*BRIEF*. Reproduce the data below exactly. Skip the pictures.

[Opening DATASET CONTENT section]

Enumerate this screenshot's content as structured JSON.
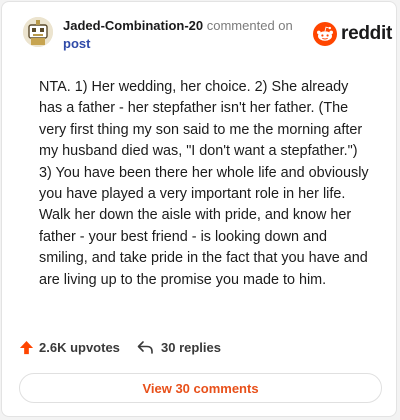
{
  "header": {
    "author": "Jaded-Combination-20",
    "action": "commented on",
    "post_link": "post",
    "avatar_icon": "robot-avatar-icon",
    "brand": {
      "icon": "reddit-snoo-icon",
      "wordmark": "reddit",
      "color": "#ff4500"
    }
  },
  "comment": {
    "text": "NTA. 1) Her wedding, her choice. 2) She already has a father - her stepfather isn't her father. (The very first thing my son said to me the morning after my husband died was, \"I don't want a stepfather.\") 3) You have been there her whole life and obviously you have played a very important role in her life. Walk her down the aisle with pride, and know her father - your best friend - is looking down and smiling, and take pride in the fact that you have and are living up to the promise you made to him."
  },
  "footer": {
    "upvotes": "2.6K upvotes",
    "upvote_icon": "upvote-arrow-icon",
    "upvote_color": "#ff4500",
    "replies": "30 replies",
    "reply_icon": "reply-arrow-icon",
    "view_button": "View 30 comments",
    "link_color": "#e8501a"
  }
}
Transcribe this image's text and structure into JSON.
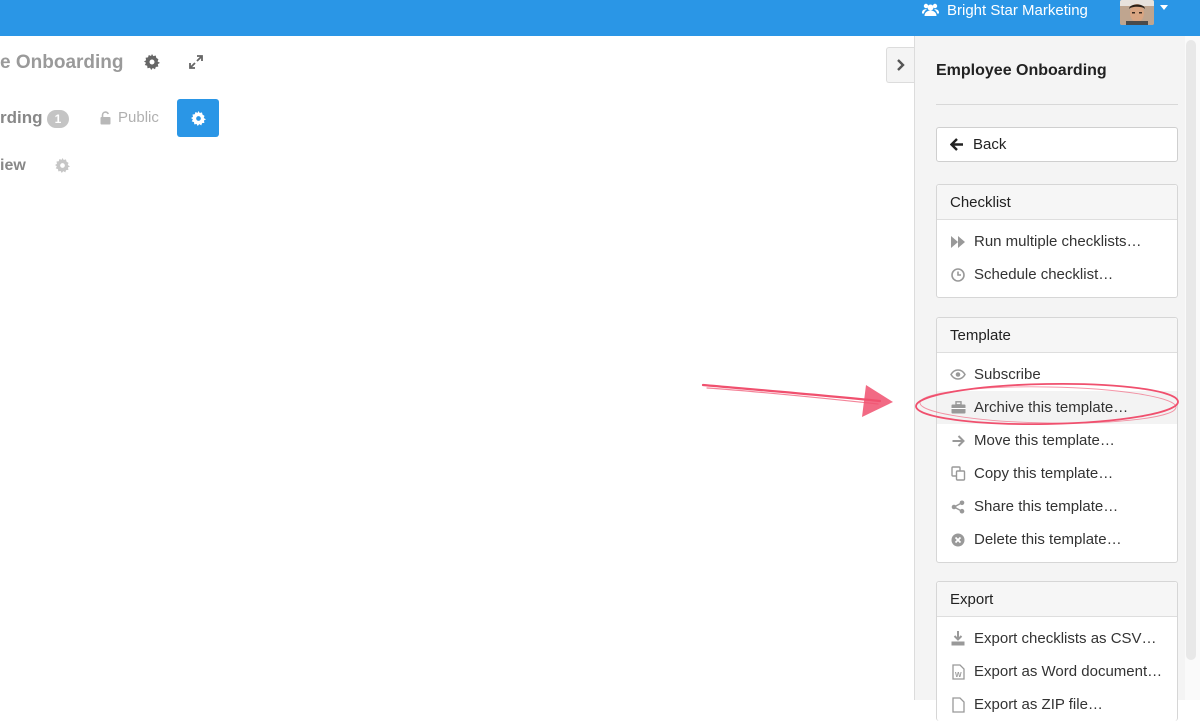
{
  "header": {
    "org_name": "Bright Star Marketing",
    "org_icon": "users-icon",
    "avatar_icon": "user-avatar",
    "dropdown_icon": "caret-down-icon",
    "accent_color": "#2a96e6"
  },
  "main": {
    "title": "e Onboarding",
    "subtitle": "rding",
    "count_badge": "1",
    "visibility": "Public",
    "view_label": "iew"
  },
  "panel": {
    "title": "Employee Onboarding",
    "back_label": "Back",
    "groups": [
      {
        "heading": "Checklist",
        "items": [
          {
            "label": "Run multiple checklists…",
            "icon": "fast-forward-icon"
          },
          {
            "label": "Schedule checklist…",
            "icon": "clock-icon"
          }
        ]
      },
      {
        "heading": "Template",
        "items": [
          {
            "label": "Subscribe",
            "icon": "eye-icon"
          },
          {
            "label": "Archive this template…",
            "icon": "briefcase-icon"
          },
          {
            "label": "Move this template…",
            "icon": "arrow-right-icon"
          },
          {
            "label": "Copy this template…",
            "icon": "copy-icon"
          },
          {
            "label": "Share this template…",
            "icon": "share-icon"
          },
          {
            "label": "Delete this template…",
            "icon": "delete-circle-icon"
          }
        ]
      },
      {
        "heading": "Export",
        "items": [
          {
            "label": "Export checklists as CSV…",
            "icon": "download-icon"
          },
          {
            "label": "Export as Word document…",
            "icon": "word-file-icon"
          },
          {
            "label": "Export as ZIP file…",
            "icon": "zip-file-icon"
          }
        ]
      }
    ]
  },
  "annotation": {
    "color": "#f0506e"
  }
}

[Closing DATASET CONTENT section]

*RESULT*.
Enumerate this screenshot's content as structured JSON.
{
  "header": {
    "author": "Jaded-Combination-20",
    "action": "commented on",
    "post_link": "post",
    "avatar_icon": "robot-avatar-icon",
    "brand": {
      "icon": "reddit-snoo-icon",
      "wordmark": "reddit",
      "color": "#ff4500"
    }
  },
  "comment": {
    "text": "NTA. 1) Her wedding, her choice. 2) She already has a father - her stepfather isn't her father. (The very first thing my son said to me the morning after my husband died was, \"I don't want a stepfather.\") 3) You have been there her whole life and obviously you have played a very important role in her life. Walk her down the aisle with pride, and know her father - your best friend - is looking down and smiling, and take pride in the fact that you have and are living up to the promise you made to him."
  },
  "footer": {
    "upvotes": "2.6K upvotes",
    "upvote_icon": "upvote-arrow-icon",
    "upvote_color": "#ff4500",
    "replies": "30 replies",
    "reply_icon": "reply-arrow-icon",
    "view_button": "View 30 comments",
    "link_color": "#e8501a"
  }
}
Transcribe this image's text and structure into JSON.
{
  "header": {
    "org_name": "Bright Star Marketing",
    "org_icon": "users-icon",
    "avatar_icon": "user-avatar",
    "dropdown_icon": "caret-down-icon",
    "accent_color": "#2a96e6"
  },
  "main": {
    "title": "e Onboarding",
    "subtitle": "rding",
    "count_badge": "1",
    "visibility": "Public",
    "view_label": "iew"
  },
  "panel": {
    "title": "Employee Onboarding",
    "back_label": "Back",
    "groups": [
      {
        "heading": "Checklist",
        "items": [
          {
            "label": "Run multiple checklists…",
            "icon": "fast-forward-icon"
          },
          {
            "label": "Schedule checklist…",
            "icon": "clock-icon"
          }
        ]
      },
      {
        "heading": "Template",
        "items": [
          {
            "label": "Subscribe",
            "icon": "eye-icon"
          },
          {
            "label": "Archive this template…",
            "icon": "briefcase-icon"
          },
          {
            "label": "Move this template…",
            "icon": "arrow-right-icon"
          },
          {
            "label": "Copy this template…",
            "icon": "copy-icon"
          },
          {
            "label": "Share this template…",
            "icon": "share-icon"
          },
          {
            "label": "Delete this template…",
            "icon": "delete-circle-icon"
          }
        ]
      },
      {
        "heading": "Export",
        "items": [
          {
            "label": "Export checklists as CSV…",
            "icon": "download-icon"
          },
          {
            "label": "Export as Word document…",
            "icon": "word-file-icon"
          },
          {
            "label": "Export as ZIP file…",
            "icon": "zip-file-icon"
          }
        ]
      }
    ]
  },
  "annotation": {
    "color": "#f0506e"
  }
}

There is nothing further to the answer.